Maybe fishing is good from Alabama to South Carolina with the exception of the middle of Georgia, for me anyway. A tournament at Lanier last Sunday was very frustrating but a trip to West Point on the Alabama line was more rewarding.
Tuesday I took my 2004 Skeeter I am trying to sell to West Point to run it some. It had not been cranked since last November, the longest time it has gone without going fishing since I bought it. I had taken everything out of it so I had to remember to take a life jacket, kill switch, and the boat key!
Although I planned to run the motor some and look at water color and temperature in preparation for a Potato Creek tournament Saturday, I did put in a couple of rods and reels, one with a spinnerbait and one with a crankbait. I took no spare tackle.
I was pleased when the motor cranked right up and ran without any problem. And the water from the Mega Ramp at Pyne Park up to Whitewater was a good color for fishing, a little stained but not muddy, and with temperatures in the low 60s I knew the fish should be active.
After riding around a little I could not stand it so I fished into a cove with the crankbait, casting it to rocks and wood cover, without a bite. Then as I approached a tree in the water I picked up the spinnerbait and caught a four pound largemouth on the first cast with it. That was exciting.
After riding around a little more I decided to fish the crankbait on a point and quickly caught two pound spotted bass. At that point I realized I didn’t want to catch any more fish, preferring to save them for the tournament, so I ran back to the ramp and took the boat out. I was on the water less than three hours total. I hope those two fish were waiting on me yesterday.
At Lake Lanier last Sunday 15 members of the Flint River Bass Club fished our first tournament of the year. We landed 21 keeper bass weighing about 45 pounds. There was one five-fish limit and five people did not have a keeper. Six of us had just one keeper after eight hours of casting. There was one largemouth weighed in, all the rest were spots.
Travis Weatherly had four keepers weighing 13.01 pounds and won and his 4.6-pound spot was big fish.
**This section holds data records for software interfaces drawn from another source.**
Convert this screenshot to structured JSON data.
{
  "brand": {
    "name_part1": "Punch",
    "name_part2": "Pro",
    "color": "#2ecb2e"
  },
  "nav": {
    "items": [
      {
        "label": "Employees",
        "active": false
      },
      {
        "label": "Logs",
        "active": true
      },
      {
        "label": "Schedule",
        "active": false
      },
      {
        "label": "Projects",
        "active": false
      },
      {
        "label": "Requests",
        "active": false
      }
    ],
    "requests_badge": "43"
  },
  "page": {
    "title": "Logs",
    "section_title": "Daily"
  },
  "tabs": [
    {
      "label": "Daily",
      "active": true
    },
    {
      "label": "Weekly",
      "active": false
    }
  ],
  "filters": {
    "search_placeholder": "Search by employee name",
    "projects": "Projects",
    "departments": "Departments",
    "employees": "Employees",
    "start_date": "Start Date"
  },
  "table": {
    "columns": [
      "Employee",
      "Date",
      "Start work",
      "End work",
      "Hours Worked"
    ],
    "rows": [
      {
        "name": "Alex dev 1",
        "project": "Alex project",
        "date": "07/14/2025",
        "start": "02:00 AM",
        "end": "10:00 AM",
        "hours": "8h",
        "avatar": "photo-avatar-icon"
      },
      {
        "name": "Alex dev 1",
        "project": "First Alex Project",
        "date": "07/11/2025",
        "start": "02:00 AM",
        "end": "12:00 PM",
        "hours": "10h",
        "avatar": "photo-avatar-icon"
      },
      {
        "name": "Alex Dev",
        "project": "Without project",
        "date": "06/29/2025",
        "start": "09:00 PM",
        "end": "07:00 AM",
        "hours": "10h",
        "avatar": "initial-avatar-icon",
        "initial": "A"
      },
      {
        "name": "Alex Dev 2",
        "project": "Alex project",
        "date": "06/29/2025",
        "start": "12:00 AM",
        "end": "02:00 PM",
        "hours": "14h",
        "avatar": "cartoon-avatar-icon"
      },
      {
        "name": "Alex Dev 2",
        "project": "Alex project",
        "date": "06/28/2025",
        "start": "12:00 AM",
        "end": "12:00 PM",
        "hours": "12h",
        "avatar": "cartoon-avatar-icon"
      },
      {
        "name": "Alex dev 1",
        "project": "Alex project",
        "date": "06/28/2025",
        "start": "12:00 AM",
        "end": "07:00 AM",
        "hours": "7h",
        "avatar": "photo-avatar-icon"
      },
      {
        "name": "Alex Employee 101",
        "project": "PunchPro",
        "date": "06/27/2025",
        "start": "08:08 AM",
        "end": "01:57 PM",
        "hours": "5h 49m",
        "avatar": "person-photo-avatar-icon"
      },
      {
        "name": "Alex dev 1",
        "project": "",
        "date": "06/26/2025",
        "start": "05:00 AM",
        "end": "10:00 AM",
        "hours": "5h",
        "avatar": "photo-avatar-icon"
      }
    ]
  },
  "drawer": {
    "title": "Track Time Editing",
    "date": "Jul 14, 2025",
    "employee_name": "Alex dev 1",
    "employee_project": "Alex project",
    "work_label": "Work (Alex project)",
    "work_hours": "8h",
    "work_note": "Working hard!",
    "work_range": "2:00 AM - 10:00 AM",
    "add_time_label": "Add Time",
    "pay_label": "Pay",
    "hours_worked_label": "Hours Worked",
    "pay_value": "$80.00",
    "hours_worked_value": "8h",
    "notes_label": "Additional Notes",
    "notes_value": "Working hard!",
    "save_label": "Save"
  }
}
Chuck Croft had five weighing 8.59 pounds for second, Niles Murray had four at 7.54 pounds for third and Dan Phillips had one spot weighing 3.7 pounds for fourth.
It was a very frustrating day for me. I had been seeing picture on Facebook of big spotted bass being caught on crankbaits and spinnerbaits. Folks were catching them on rocky points and clay banks, a pattern I like to fish. Others were catching numbers of spots by fishing a Fish Head Spin in ditches, a common pattern there this time of year but one I have never learned.
Travis and Chuck both said they caught their fish on the Fish Head Spin pattern. I tried it some without any luck. Nile said he caught his fish on a crankbait, something I tried a lot without a bite. My one keeper came out of a tree top and hit a jig head worm, on the sixth or seventh cast into it. It was no bigger than a bath tub. My partner Wes DeLay had also cast to that wood cover before the fish finally hit.
The weather is supposed to be unseasonably warm all this week and the fish should react to it by moving shallow and feeding. I remember a February in the mid-1970s with similar weather. It was very warm all month. Linda and I took our bass boat to Clarks Hill the last weekend of February to bass fish.
I had ordered two brand new plugs, called Deep Wee R’s, that had just come on the market. They were not in stores yet, I had to order them from a magazine. I tied on a chartreuse one and Linda used the crawfish one. We went out and found the water stained but not muddy.
About mid-morning we had caught a couple of bass but nothing exciting, and were enjoying the warm sunny day. We stopped on a clay point on an island and seemed to catch a bass on every cast for a few minutes. When they quit biting we moved to the next point in the creek and repeated the action. When it stopped there, we went to the next one with the same results.
The rest of that day and most of the day Sunday we rotated around those three points that we named Points 1, 2 and 3. Real imaginative, I know. Anyway, we landed 78 keeper bass in two days, most of them from those three points. My biggest was 6.5 pounds and Linda had one weighing 4.5 pounds.
I have never found the fish feeding like that on those points since then. Conditions were exactly right for them that year. But that is what keeps me fishing, expecting to find fish feeding like that again some day. Maybe this is the year!
Plan a fishing trip this week. You may find a bunch of bass, or catch the biggest one of your life. Conditions are right, just like they were one year back in the 1970s!